Few books have created such a profound shock on the public as Upton Sinclair’s 1906 novel “The Jungle.” Sinclair’s provocative detailing of the abuses within the early 20th century meatpacking industry generated shock waves that generated considerable debate and resulted in swift government controls over an egregiously unregulated industry
Of course, any best-selling book would be a natural source for film adaptation, but “The Jungle” created distinctive degrees of commercial problems, most specifically in the violent sequences within Sinclair’s work and the author’s unapologetic socialist agenda that permeated his story. While unabashedly pro-labor films were commonplace in the early 1910s, the fiery nature of “The Jungle” seemed like a challenge to translate to the big screen.
And, indeed, “The Jungle” was a mighty effort to transport into the film medium. Three men – George Irving, Augustus Thomas and John H. Pratt – were credited as the directors. Why three directors were needed is not clear, but one can assume the scope of the project was greater than anticipated. Sinclair himself played no role in the screenplay, but he did appear in a small but pivotal role as the Socialist Party orator that converts the main character to his political bent.
What is known of the five-reel film version of “The Jungle” is that is maintained an unusual fidelity to the tone of its muckraking source. Two of the most inflammatory scenes in the book – the killing of the employer that raped the protagonist’s wife and death of a meatpacking plant worker in a rendering vat – were reportedly filmed with shocking intensity.
“All the salient points of Upton Sinclair’s story were dealt with in the film: the struggle of immigrant families, the careless methods of the food factories, the strike and riots following a 20 percent wage reduction, and above all the main themes of the distinction between employer and ‘employed’ and the ‘wide and bridgeless chasm’ between rich and poor,” wrote film historian Peter Snead in his 2013 book “Film and the Working Class: The Feature Film in British and American Society.”
However, M. Keith Booker, in his 1999 book “Film and the American Left,” stated that the film version had a significant difference from its source.
“The film, like the book, emphasizes the inhumanity and unhealthy conditions encountered by Jurgis as he works in Chicago’s meatpacking plants and lives in Chicago’s squalid working-class slums,” wrote Booker, referring to the central character of Lithuanian immigrant Jurgis Rudkus. “Relative to the book, however, the film pays less attention to the living and working conditions of Chicago’s workers and more to the attempts of those workers to improve those conditions and to obtain social justice.”

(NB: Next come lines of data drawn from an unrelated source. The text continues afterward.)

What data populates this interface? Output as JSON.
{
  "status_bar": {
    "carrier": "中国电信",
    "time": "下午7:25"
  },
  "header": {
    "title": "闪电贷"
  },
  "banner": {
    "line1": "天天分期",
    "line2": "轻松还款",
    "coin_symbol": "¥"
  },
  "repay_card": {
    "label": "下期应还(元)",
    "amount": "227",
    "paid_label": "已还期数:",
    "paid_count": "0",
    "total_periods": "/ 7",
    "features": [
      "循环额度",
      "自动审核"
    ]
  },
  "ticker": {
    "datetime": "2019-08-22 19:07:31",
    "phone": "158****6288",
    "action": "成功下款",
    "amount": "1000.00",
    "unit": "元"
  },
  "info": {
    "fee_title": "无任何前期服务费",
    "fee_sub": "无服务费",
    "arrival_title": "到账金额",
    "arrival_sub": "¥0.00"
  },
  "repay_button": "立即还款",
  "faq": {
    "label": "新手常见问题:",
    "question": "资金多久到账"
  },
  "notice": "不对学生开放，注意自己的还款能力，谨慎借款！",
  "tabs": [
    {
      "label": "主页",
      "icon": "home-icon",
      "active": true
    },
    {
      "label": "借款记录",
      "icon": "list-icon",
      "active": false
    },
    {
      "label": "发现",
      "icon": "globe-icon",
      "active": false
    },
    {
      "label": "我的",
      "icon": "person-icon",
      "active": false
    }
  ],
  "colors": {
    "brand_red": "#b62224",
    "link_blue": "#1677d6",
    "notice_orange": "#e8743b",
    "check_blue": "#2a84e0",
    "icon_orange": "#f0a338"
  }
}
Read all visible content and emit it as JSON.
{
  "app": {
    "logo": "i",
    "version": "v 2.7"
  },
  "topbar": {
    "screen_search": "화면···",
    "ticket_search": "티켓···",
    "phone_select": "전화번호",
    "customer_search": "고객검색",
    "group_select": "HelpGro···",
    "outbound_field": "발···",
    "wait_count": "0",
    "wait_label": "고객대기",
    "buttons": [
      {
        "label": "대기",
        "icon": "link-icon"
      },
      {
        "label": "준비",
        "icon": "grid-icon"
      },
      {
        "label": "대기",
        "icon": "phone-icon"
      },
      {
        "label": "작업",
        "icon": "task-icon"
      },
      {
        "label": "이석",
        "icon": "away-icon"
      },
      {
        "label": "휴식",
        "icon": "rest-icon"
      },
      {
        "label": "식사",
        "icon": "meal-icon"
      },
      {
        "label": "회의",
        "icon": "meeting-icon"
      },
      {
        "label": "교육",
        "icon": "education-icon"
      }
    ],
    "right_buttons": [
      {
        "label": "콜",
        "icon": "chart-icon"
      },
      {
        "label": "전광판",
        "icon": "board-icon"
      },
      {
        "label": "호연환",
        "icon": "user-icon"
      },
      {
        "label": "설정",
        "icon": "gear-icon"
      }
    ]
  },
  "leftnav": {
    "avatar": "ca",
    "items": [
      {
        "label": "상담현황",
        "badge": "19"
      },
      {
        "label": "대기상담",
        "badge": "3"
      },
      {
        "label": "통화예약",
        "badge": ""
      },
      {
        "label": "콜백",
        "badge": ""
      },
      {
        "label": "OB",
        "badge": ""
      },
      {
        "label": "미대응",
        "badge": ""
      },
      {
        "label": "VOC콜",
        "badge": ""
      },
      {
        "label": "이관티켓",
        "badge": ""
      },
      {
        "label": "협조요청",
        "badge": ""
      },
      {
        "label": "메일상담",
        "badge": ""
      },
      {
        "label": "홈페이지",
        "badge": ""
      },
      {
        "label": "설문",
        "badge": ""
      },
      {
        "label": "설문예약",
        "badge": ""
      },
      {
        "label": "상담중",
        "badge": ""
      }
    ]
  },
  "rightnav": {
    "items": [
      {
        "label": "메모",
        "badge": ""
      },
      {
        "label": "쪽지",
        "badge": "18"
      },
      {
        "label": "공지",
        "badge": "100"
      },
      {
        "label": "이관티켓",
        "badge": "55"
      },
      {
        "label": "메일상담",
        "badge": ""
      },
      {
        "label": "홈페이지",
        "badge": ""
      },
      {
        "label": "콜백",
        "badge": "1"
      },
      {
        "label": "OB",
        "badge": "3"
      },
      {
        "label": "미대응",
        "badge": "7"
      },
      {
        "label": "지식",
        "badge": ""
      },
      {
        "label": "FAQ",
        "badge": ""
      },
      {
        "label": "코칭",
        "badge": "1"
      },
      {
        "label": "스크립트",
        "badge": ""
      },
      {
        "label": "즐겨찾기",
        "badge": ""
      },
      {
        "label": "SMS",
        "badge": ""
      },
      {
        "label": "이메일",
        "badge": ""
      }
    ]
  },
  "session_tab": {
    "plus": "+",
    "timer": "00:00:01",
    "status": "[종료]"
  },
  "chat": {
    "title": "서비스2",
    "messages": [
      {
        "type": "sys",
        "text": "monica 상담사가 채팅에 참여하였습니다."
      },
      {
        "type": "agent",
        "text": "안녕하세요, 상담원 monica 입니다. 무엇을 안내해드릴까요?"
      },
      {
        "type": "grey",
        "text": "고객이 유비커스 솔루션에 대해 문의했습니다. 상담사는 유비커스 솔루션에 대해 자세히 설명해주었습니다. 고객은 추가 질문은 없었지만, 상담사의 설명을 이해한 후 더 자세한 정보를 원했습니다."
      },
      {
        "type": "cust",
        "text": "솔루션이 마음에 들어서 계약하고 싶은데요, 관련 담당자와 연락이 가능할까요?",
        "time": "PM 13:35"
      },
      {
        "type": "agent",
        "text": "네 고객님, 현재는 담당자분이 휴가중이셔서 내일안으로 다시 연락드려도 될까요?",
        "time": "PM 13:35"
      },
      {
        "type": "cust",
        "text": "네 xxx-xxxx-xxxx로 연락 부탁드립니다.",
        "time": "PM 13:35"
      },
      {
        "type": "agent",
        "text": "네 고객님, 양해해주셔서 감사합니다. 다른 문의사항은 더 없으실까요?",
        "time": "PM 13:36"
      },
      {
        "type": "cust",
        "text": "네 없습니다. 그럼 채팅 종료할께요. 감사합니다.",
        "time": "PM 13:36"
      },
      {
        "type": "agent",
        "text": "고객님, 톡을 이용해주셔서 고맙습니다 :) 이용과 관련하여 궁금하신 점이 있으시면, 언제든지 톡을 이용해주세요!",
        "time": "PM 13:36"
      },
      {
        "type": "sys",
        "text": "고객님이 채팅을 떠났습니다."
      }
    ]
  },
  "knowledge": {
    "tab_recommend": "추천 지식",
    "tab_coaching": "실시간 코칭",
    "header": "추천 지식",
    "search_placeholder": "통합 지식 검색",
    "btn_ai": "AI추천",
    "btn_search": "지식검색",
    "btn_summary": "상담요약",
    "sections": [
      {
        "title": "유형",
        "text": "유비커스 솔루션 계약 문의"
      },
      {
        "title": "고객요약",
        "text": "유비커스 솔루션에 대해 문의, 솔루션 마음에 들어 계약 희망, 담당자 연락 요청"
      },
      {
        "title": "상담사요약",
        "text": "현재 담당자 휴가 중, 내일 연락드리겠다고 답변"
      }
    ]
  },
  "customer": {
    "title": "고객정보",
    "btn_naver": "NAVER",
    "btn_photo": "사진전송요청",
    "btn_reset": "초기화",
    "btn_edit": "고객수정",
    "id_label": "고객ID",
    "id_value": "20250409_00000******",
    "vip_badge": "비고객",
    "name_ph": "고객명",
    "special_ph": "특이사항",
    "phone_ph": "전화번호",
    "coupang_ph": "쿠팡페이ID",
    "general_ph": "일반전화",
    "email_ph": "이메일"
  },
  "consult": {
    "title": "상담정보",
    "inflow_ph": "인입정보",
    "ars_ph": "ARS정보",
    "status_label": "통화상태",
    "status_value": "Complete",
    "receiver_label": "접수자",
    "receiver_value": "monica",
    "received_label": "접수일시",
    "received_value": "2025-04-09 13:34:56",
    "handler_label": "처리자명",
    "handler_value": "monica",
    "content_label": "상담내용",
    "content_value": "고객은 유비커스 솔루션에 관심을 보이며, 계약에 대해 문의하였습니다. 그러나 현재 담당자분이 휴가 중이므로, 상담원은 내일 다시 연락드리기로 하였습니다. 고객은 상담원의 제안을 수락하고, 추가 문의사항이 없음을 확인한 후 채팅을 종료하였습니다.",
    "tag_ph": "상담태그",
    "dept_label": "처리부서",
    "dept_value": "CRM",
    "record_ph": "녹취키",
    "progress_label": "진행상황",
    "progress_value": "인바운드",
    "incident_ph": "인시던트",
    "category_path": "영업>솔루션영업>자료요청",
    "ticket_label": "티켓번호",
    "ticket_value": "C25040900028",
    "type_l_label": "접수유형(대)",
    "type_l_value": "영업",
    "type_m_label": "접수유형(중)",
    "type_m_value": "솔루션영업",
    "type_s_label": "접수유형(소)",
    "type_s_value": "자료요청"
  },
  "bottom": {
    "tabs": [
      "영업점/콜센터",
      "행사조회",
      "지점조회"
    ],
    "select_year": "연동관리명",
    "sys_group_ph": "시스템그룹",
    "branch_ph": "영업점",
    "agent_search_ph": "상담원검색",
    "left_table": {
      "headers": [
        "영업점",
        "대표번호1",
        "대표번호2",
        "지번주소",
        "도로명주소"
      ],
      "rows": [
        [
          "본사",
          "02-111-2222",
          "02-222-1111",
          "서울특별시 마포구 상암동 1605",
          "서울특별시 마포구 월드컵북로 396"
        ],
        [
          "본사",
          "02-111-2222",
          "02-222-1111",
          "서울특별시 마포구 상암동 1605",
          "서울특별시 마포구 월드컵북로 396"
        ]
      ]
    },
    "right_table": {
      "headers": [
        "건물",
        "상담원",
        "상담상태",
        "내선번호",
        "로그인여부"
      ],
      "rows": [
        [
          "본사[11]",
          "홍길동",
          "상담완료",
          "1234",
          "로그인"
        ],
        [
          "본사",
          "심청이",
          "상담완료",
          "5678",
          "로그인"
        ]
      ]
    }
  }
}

In order to help attract star-focused audiences, the film brought in several well-regarded actors of the era, including George Nash as the beleaguered Jurgis, Gail Kane as his doomed wife Ona and Julia Hurley as Elzbieta. Margaret Mayo, a prominent playwright and novelist, collaborated on the screenplay with Benjamin S. Kutler. (Sinclair and Mayo had previously collaborated on a four-act stage play based on “The Jungle” in 1906, with Mayo taking the role of Ona, but that endeavor was a critical and commercial failure.)
The film version of “The Jungle” was produced by the All-Star Feature Film Corporation, a company that began operations in 1913 before going out business two years later. The distribution of “The Jungle” was handled on a states right basis, which was not unusual for the era. Because of the incendiary nature of the film, media coverage from the era was highly subjective: newspapers that were sympathetic to Sinclair’s politics seemed to support the film with greater vigor than the newspapers that were diametrically opposed to his opinions. Censors in Chicago, where “The Jungle” takes place, refused to allow the film to be screened for local audiences.
When All-Star Feature Film Corporation went out of business, Sinclair scooped up the film rights from the defunct company. Although he was reportedly not truly enthusiastic about the film version, Sinclair nonetheless made it available for screenings at Socialist Party gatherings, and the film was placed back in release in 1922 under the auspices of a left-wing company called Labor Film Services. However, the physical quality of the well-worn six-year-old print used for the re-release proved to be problematic, resulting in exhibitors cancelling scheduled screenings.
The fate of the film version of “The Jungle” is a mystery. Some sources claim that Sinclair loaned out the last extant print and neglected to collect it. Others sources claim that the film disappeared when the writer was prevented from placing the film back into theatrical release after the 1934 Production Code established a new era of motion picture censorship. Aside from a couple of posters and publicity stills, nothing of the film survives.
The loss of “The Jungle” is particularly tragic because the film might offer a fascinating view in how early American filmmakers handled controversial sociopolitical subject matter. To date, there has been no other cinematic version of the Sinclair novel – an announcement in 2011 that David Schwimmer of TV’s “Friends” had commissioned a new screenplay based on the book has yet to produce a big screen production. Thus, we are left with the unhappy reality that the one and (to date) only attempt to film “The Jungle” is no longer with us.
This article is adapted from Phil Hall’s upcoming book “In Search of Lost Films,” to be released in 2016 by BearManor Media.